It is inevitable that most Australians will take on debt at some point or the other during their lifetime. It could be to fund education, a personal loan to buy a new car or cover holiday expenses or take out a mortgage for a home or investment property. But to be able to achieve financial independence it is vital to understand the difference between good debt and bad debt.
Good debt is usually an investment that will increase in value over time and will help build your personal wealth or provide you with long-term income.
Bad debt, on the other hand, will decrease in value quickly and will not add to your personal wealth or generate a long-term return.
Some examples of good debt include:
Historically, property values have consistently increased over time, making owning your own home or investment property a good debt.
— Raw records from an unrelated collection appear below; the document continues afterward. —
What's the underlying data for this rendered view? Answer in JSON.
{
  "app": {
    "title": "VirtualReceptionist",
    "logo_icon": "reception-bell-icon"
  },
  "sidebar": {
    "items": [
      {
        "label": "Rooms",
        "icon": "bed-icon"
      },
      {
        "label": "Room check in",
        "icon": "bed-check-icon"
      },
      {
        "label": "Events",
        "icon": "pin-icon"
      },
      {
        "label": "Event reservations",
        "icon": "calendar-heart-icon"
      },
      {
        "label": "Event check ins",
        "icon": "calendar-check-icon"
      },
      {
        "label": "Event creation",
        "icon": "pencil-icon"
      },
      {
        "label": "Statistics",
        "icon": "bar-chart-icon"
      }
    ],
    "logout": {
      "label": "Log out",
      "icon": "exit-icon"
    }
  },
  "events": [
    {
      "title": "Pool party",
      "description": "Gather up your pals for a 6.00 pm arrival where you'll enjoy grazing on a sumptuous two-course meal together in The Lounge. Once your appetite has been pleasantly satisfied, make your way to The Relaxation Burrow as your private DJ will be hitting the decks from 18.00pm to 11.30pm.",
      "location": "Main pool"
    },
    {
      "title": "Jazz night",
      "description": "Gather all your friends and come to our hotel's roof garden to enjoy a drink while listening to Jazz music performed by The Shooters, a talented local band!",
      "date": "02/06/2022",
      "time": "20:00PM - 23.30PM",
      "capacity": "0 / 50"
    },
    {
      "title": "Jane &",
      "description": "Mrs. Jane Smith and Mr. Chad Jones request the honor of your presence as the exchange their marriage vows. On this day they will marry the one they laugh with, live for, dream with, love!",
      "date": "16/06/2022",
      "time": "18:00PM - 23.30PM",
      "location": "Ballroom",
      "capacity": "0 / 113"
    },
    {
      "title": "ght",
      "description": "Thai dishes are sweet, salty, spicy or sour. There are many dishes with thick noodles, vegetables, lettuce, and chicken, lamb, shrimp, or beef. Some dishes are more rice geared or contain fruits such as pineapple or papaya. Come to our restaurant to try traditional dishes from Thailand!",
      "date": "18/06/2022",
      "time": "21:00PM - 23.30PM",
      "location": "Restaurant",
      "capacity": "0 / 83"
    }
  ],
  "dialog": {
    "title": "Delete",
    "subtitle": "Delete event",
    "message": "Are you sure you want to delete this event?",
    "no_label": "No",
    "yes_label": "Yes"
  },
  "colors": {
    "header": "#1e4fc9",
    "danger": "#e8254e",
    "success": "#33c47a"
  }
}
With low interest rates and a longer time to pay off the loan, typically 25 – 30 years, one can expect the value of the house to double or even triple during the term of their mortgage.
Borrowing to invest in publicly listed Australian blue chip shares is usually considered good debt too. Investing in shares can boost your wealth over time with the potential to earn much more than a bank term deposit.
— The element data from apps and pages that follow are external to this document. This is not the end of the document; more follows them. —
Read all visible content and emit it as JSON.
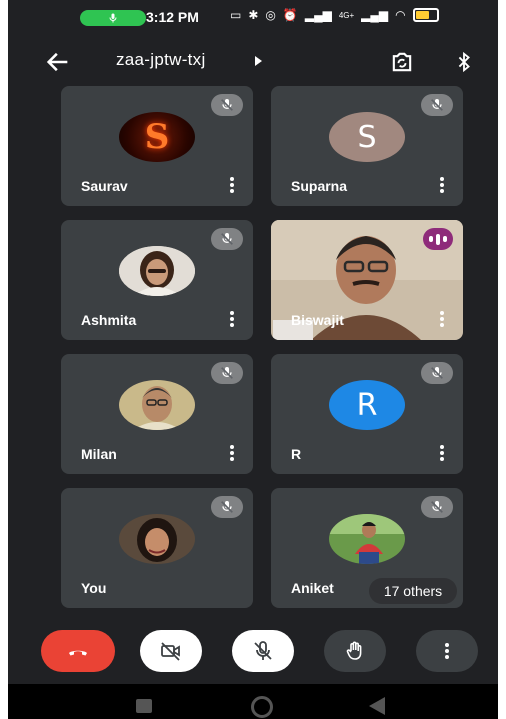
{
  "status_bar": {
    "time": "3:12 PM",
    "network_label_1": "4G+",
    "battery_level": 0.7
  },
  "header": {
    "title": "zaa-jptw-txj"
  },
  "participants": [
    {
      "name": "Saurav",
      "avatar_letter": "S",
      "muted": true
    },
    {
      "name": "Suparna",
      "avatar_letter": "S",
      "muted": true
    },
    {
      "name": "Ashmita",
      "muted": true
    },
    {
      "name": "Biswajit",
      "speaking": true
    },
    {
      "name": "Milan",
      "muted": true
    },
    {
      "name": "R",
      "avatar_letter": "R",
      "muted": true
    },
    {
      "name": "You",
      "muted": true
    },
    {
      "name": "Aniket",
      "muted": true
    }
  ],
  "others_count_label": "17 others",
  "controls": [
    "end-call",
    "camera-off",
    "mic-off",
    "raise-hand",
    "more-options"
  ],
  "colors": {
    "background": "#202124",
    "tile": "#3c4043",
    "end_call": "#ea4335",
    "suparna_avatar": "#a1887f",
    "r_avatar": "#1e88e5",
    "speaking_badge": "#8e2b7a",
    "call_pill": "#2fc452"
  }
}
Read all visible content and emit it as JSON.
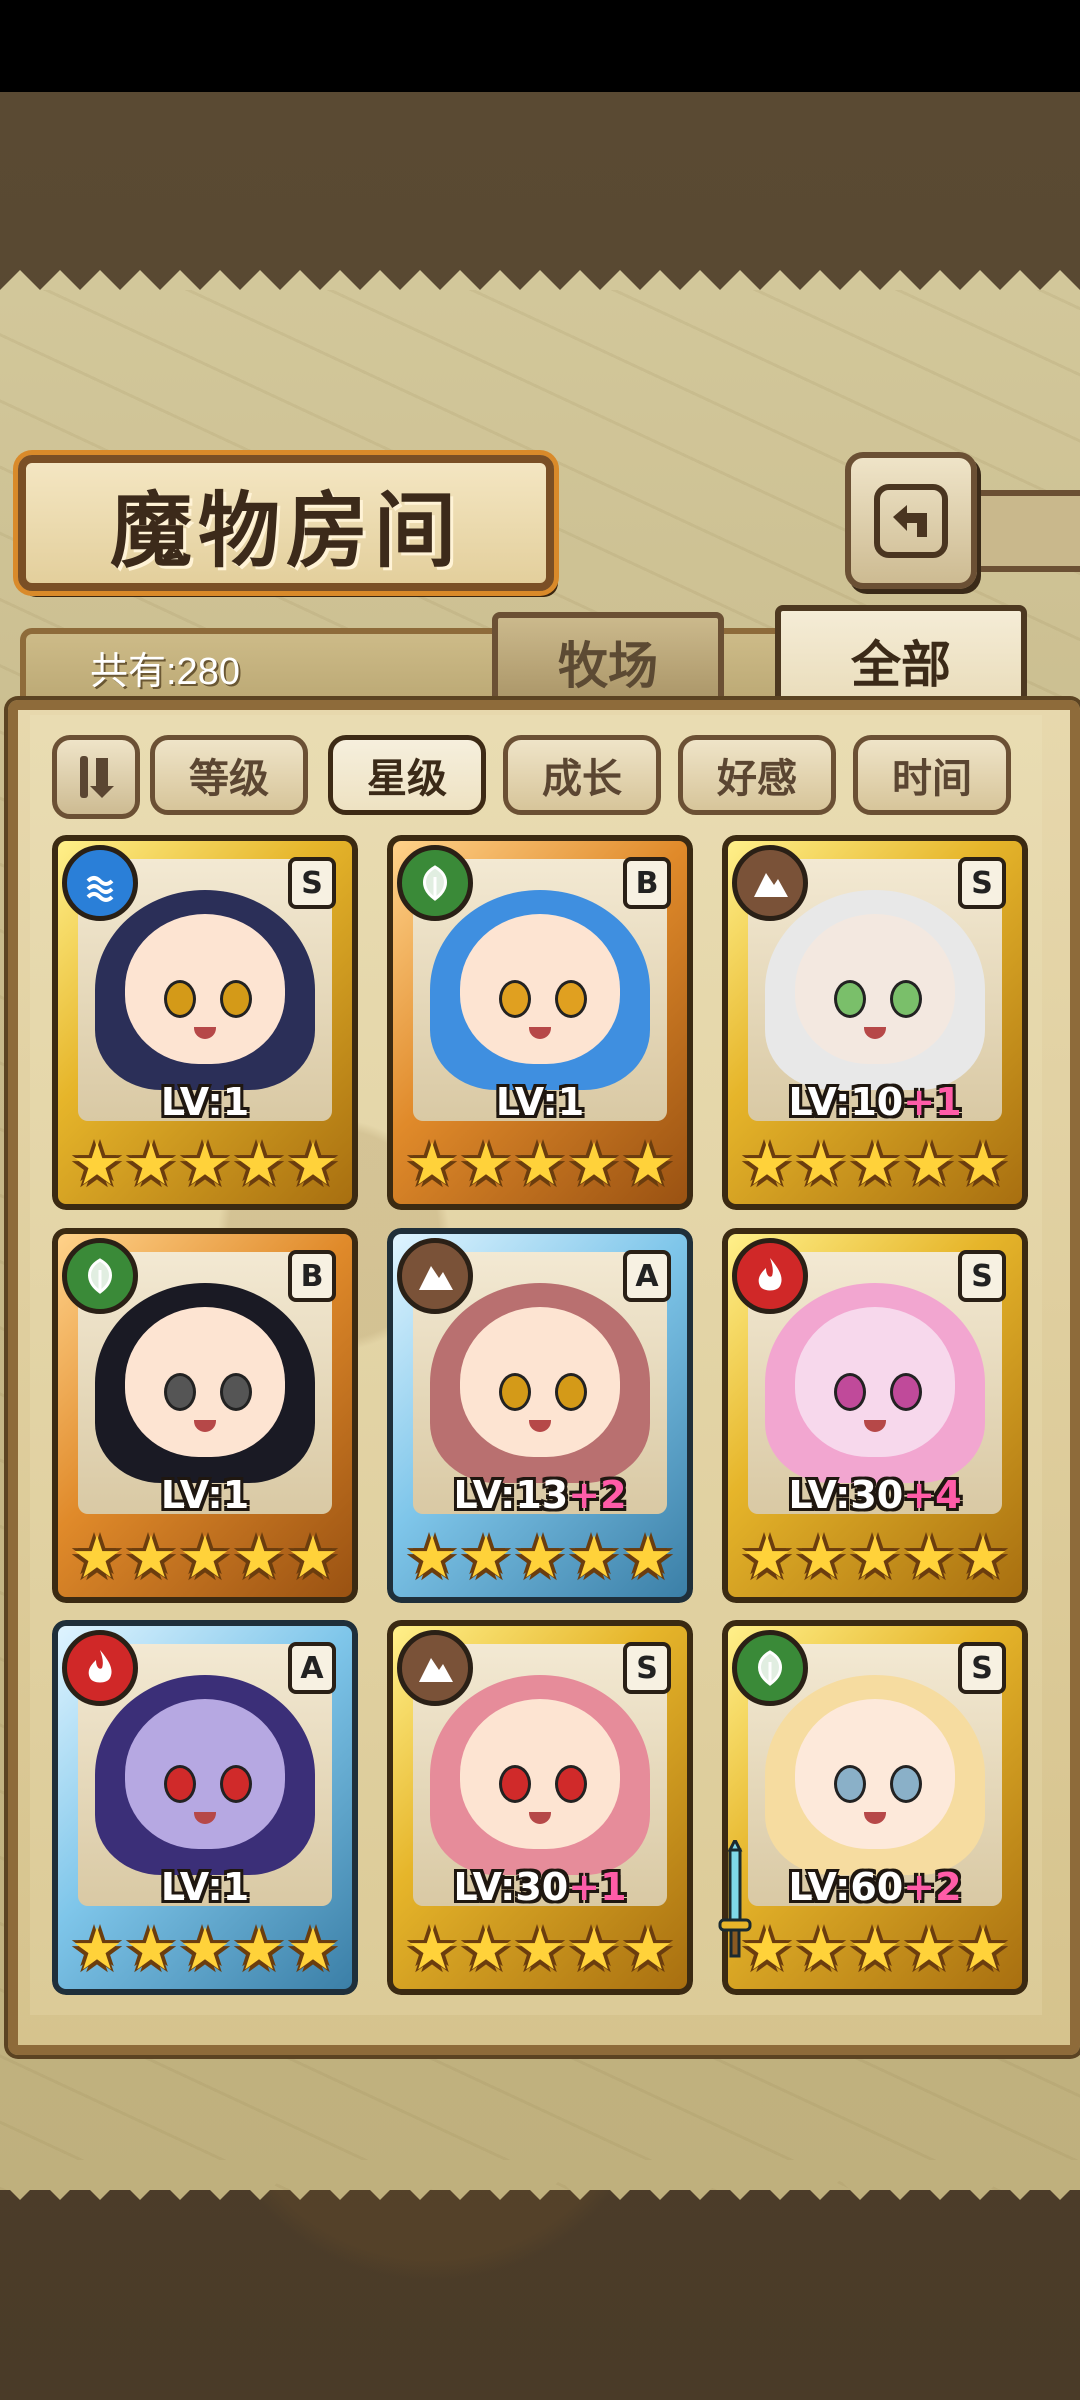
{
  "header": {
    "title": "魔物房间",
    "count_label": "共有:280"
  },
  "tabs": [
    {
      "label": "牧场",
      "active": false
    },
    {
      "label": "全部",
      "active": true
    }
  ],
  "sort": {
    "buttons": [
      {
        "label": "等级",
        "active": false
      },
      {
        "label": "星级",
        "active": true
      },
      {
        "label": "成长",
        "active": false
      },
      {
        "label": "好感",
        "active": false
      },
      {
        "label": "时间",
        "active": false
      }
    ]
  },
  "cards": [
    {
      "element": "water",
      "rank": "S",
      "level": "LV:1",
      "plus": "",
      "stars": 5,
      "frame": "gold",
      "hair": "#2b2f58",
      "skin": "#fde4d2",
      "eye": "#d49a18"
    },
    {
      "element": "wood",
      "rank": "B",
      "level": "LV:1",
      "plus": "",
      "stars": 5,
      "frame": "bronze",
      "hair": "#3f8fe0",
      "skin": "#fde4d2",
      "eye": "#e0a020"
    },
    {
      "element": "earth",
      "rank": "S",
      "level": "LV:10",
      "plus": "+1",
      "stars": 5,
      "frame": "gold",
      "hair": "#e8e8e8",
      "skin": "#f3e8e0",
      "eye": "#7abf6a"
    },
    {
      "element": "wood",
      "rank": "B",
      "level": "LV:1",
      "plus": "",
      "stars": 5,
      "frame": "bronze",
      "hair": "#1a1a24",
      "skin": "#fde4d2",
      "eye": "#555"
    },
    {
      "element": "earth",
      "rank": "A",
      "level": "LV:13",
      "plus": "+2",
      "stars": 5,
      "frame": "blue",
      "hair": "#b97070",
      "skin": "#fde4d2",
      "eye": "#d49a18"
    },
    {
      "element": "fire",
      "rank": "S",
      "level": "LV:30",
      "plus": "+4",
      "stars": 5,
      "frame": "gold",
      "hair": "#f2a6d0",
      "skin": "#f7d8ec",
      "eye": "#c04a9a"
    },
    {
      "element": "fire",
      "rank": "A",
      "level": "LV:1",
      "plus": "",
      "stars": 5,
      "frame": "blue",
      "hair": "#3b2f78",
      "skin": "#b6a8e2",
      "eye": "#d02a2a"
    },
    {
      "element": "earth",
      "rank": "S",
      "level": "LV:30",
      "plus": "+1",
      "stars": 5,
      "frame": "gold",
      "hair": "#e68c9a",
      "skin": "#fde4d2",
      "eye": "#d02a2a"
    },
    {
      "element": "wood",
      "rank": "S",
      "level": "LV:60",
      "plus": "+2",
      "stars": 5,
      "frame": "gold",
      "hair": "#f6dca0",
      "skin": "#fde9da",
      "eye": "#8ab0c8"
    }
  ],
  "colors": {
    "water": "#2a7fd8",
    "wood": "#3a8a38",
    "earth": "#7a5238",
    "fire": "#d02828"
  }
}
Investing in your education, whether a University degree or technical skills for a trade will enhance your skill set and increase your ability to earn a higher income in the future. That makes it a solid investment in your future.
With a solid idea and a realistic business plan, borrowing money to get your own business off the ground can be a good debt, paying you rich dividends as the business grows.
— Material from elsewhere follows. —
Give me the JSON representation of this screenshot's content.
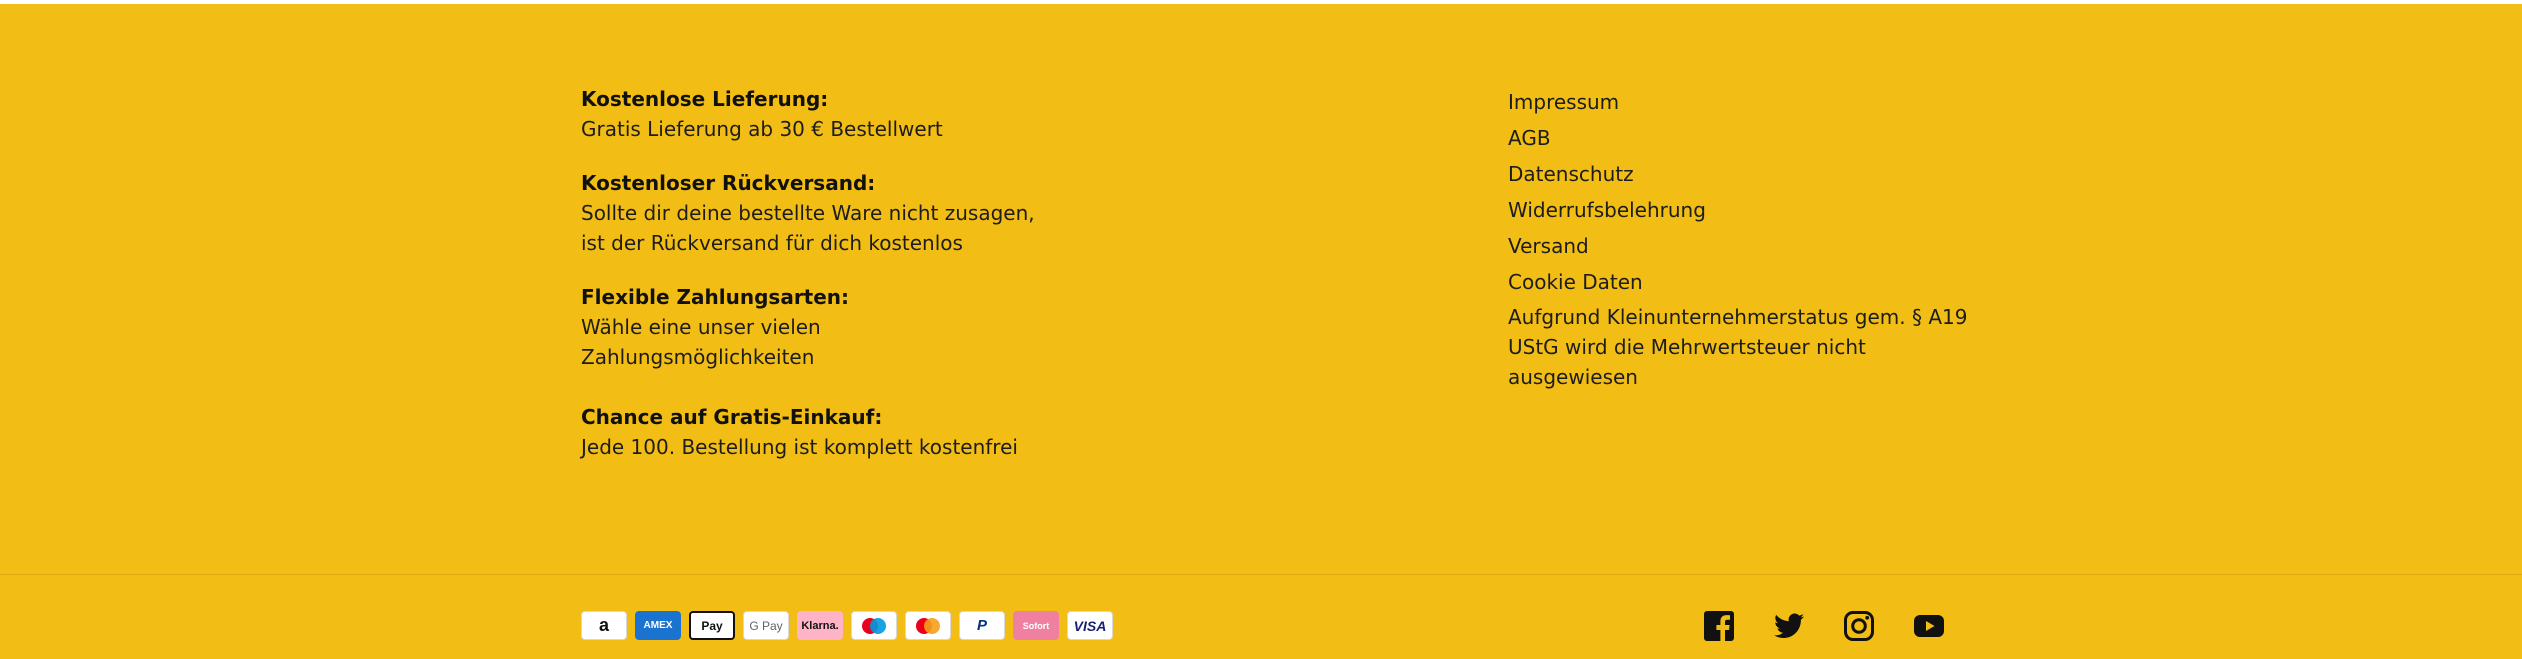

Some examples of bad debt include:
It’s easy to swipe and pay with plastic and lose track of how much you’re actually spending. If you can’t manage to pay off your credit card balance in full every month you start paying high interest on the debt you accumulate, so beware.
Car and consumer goods
Taking out loans to buy a car or buy the latest flat-screen TV are examples of bad debt. You end up paying interest on things that depreciate in value quickly.
Borrowing to repay debt
If you are struggling to pay your debt, then borrowing to repay your debt could get you into deeper trouble. Interest rates may be higher and you may just find yourself further in debt.
Borrowing to fund a holiday
Personal loans taken to fund a holiday could leave you with a gaping financial hole to deal with once you’re back from your holidays.
Regardless of whether it is good or bad, it is prudent not to incur more debt than you can comfortably afford to pay back.
Eliminating bad debt should be a priority when aiming to achieve financial independence. Before taking out debt, make sure you have a clear and realistic plan for paying it back, through a series of regular and affordable payments.
At Mortgage House, we’re no strangers to the homeowner’s journey. It’s a long (but rewarding) one.
But don’t worry, we can help with that.
If you’re thinking of buying a home, you can contact us for advice about the best options for you when it comes to your mortgage. The cost of your mortgage can drastically affect your financial planning, so it pays to speak to the experts about it.